Task goal -
Would you return every line of the listing below that has "IUTDOUA" in it?

Extracted entries -
+--
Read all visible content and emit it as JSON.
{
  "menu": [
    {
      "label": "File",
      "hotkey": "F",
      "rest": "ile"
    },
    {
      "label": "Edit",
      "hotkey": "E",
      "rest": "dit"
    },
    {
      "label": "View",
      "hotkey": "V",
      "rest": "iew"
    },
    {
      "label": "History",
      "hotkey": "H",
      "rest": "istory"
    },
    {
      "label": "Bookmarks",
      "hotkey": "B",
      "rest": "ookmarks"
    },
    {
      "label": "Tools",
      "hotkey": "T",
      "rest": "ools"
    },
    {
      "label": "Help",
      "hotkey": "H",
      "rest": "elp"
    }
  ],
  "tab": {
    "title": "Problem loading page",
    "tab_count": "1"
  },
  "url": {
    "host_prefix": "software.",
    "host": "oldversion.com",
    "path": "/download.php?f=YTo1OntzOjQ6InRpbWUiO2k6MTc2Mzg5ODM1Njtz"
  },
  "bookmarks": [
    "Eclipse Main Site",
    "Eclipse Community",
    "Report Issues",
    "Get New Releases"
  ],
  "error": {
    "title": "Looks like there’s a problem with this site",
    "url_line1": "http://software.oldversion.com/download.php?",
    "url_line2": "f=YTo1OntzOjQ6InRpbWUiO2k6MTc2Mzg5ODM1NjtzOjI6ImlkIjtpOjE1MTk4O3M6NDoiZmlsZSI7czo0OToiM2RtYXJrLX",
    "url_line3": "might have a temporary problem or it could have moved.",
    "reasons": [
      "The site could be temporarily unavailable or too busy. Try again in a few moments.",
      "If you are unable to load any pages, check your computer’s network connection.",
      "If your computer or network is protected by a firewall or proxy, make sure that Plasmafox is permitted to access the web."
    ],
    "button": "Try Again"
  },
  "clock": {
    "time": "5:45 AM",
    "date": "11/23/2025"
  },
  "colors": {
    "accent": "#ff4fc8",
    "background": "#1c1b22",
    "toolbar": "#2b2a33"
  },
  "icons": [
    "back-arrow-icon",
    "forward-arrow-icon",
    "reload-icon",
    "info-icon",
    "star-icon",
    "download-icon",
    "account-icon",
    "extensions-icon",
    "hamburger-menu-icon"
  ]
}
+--
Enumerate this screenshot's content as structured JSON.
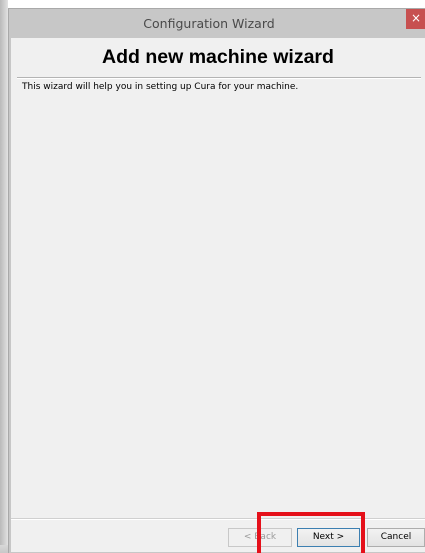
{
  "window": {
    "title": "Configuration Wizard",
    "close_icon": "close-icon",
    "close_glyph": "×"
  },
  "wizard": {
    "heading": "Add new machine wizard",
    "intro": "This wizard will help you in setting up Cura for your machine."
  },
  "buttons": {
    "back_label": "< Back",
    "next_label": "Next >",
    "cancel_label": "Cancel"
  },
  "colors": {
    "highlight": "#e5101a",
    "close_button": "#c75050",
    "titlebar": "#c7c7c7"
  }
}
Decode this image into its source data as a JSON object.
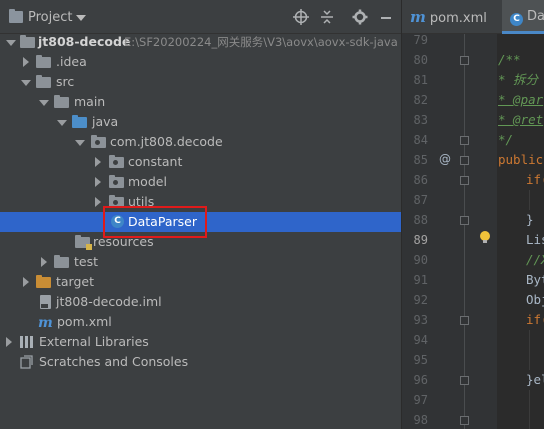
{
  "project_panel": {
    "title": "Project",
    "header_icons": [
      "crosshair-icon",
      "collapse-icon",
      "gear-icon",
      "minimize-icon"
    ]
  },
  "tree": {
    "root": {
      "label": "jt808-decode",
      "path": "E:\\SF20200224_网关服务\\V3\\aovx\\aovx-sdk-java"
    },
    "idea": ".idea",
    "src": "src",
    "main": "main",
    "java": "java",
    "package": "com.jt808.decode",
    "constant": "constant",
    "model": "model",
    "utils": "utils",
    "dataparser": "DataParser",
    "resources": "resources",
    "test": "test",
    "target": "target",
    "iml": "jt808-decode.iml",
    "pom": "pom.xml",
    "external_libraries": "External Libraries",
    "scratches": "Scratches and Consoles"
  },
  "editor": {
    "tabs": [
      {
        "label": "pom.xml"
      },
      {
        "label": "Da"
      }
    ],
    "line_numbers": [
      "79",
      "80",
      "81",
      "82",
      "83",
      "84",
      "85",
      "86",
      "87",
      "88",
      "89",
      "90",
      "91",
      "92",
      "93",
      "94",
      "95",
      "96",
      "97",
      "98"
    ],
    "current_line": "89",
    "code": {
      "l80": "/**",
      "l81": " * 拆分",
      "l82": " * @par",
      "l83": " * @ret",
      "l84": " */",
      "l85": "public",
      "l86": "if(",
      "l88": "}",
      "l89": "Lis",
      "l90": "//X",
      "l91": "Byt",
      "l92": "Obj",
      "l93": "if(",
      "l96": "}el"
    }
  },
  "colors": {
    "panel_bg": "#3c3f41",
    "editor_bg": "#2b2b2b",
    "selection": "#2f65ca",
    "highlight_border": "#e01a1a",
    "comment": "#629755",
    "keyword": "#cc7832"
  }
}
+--
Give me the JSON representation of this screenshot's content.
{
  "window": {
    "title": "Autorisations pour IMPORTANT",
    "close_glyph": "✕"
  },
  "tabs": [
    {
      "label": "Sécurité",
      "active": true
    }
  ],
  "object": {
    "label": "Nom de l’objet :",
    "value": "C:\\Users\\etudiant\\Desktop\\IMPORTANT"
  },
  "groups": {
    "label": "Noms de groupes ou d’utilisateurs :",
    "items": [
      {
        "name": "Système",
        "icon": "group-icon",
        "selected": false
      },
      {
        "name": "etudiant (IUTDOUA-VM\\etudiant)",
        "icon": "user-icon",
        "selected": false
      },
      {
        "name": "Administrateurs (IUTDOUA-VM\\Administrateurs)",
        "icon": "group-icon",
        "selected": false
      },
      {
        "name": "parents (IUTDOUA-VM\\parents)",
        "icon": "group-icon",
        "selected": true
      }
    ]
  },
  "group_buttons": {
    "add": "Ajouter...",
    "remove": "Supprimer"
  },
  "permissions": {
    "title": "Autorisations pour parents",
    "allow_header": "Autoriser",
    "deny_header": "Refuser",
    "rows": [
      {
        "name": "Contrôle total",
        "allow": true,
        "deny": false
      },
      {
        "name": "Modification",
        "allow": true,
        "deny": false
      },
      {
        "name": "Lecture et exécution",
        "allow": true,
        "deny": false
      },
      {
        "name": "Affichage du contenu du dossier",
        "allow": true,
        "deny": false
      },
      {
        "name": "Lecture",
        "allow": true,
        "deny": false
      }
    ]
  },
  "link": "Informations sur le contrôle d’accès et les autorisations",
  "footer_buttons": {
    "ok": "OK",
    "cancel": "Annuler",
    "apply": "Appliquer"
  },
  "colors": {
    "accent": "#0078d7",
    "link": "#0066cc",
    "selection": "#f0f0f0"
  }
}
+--
Solved exercise -
        "name": "etudiant (IUTDOUA-VM\\etudiant)",
        "name": "Administrateurs (IUTDOUA-VM\\Administrateurs)",
        "name": "parents (IUTDOUA-VM\\parents)",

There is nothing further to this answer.